Prompt | Each entry is to be retyped exactly as it appears. Leave the images out.

Data records for software interfaces

::::::

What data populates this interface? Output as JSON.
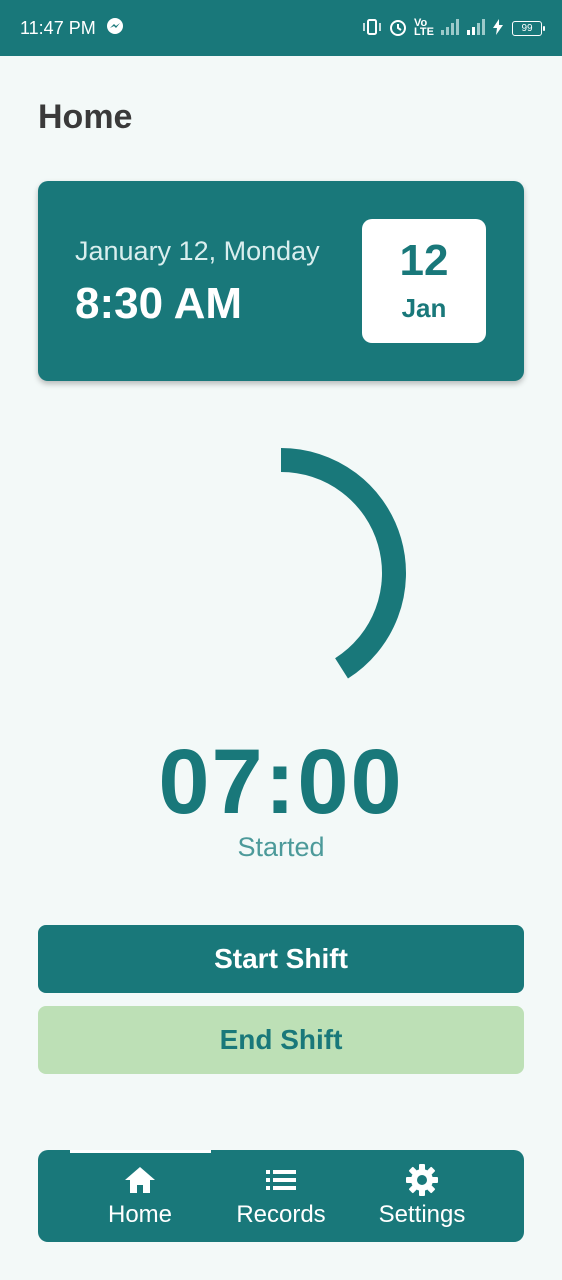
{
  "status_bar": {
    "time": "11:47 PM",
    "network_label": "Vo LTE",
    "battery_level": "99"
  },
  "page": {
    "title": "Home"
  },
  "date_card": {
    "date_text": "January 12, Monday",
    "time_text": "8:30 AM",
    "day_number": "12",
    "month_short": "Jan"
  },
  "timer": {
    "value": "07:00",
    "status": "Started",
    "progress_fraction": 0.41
  },
  "actions": {
    "start_label": "Start Shift",
    "end_label": "End Shift"
  },
  "bottom_nav": {
    "items": [
      {
        "label": "Home",
        "icon": "home-icon",
        "active": true
      },
      {
        "label": "Records",
        "icon": "list-icon",
        "active": false
      },
      {
        "label": "Settings",
        "icon": "gear-icon",
        "active": false
      }
    ]
  },
  "colors": {
    "primary": "#19787a",
    "secondary": "#bde0b6",
    "background": "#f3f9f8"
  }
}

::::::

Solution |
What data populates this interface? Output as JSON.
{
  "status_bar": {
    "time": "11:47 PM",
    "network_label": "Vo LTE",
    "battery_level": "99"
  },
  "page": {
    "title": "Home"
  },
  "date_card": {
    "date_text": "January 12, Monday",
    "time_text": "8:30 AM",
    "day_number": "12",
    "month_short": "Jan"
  },
  "timer": {
    "value": "07:00",
    "status": "Started",
    "progress_fraction": 0.41
  },
  "actions": {
    "start_label": "Start Shift",
    "end_label": "End Shift"
  },
  "bottom_nav": {
    "items": [
      {
        "label": "Home",
        "icon": "home-icon",
        "active": true
      },
      {
        "label": "Records",
        "icon": "list-icon",
        "active": false
      },
      {
        "label": "Settings",
        "icon": "gear-icon",
        "active": false
      }
    ]
  },
  "colors": {
    "primary": "#19787a",
    "secondary": "#bde0b6",
    "background": "#f3f9f8"
  }
}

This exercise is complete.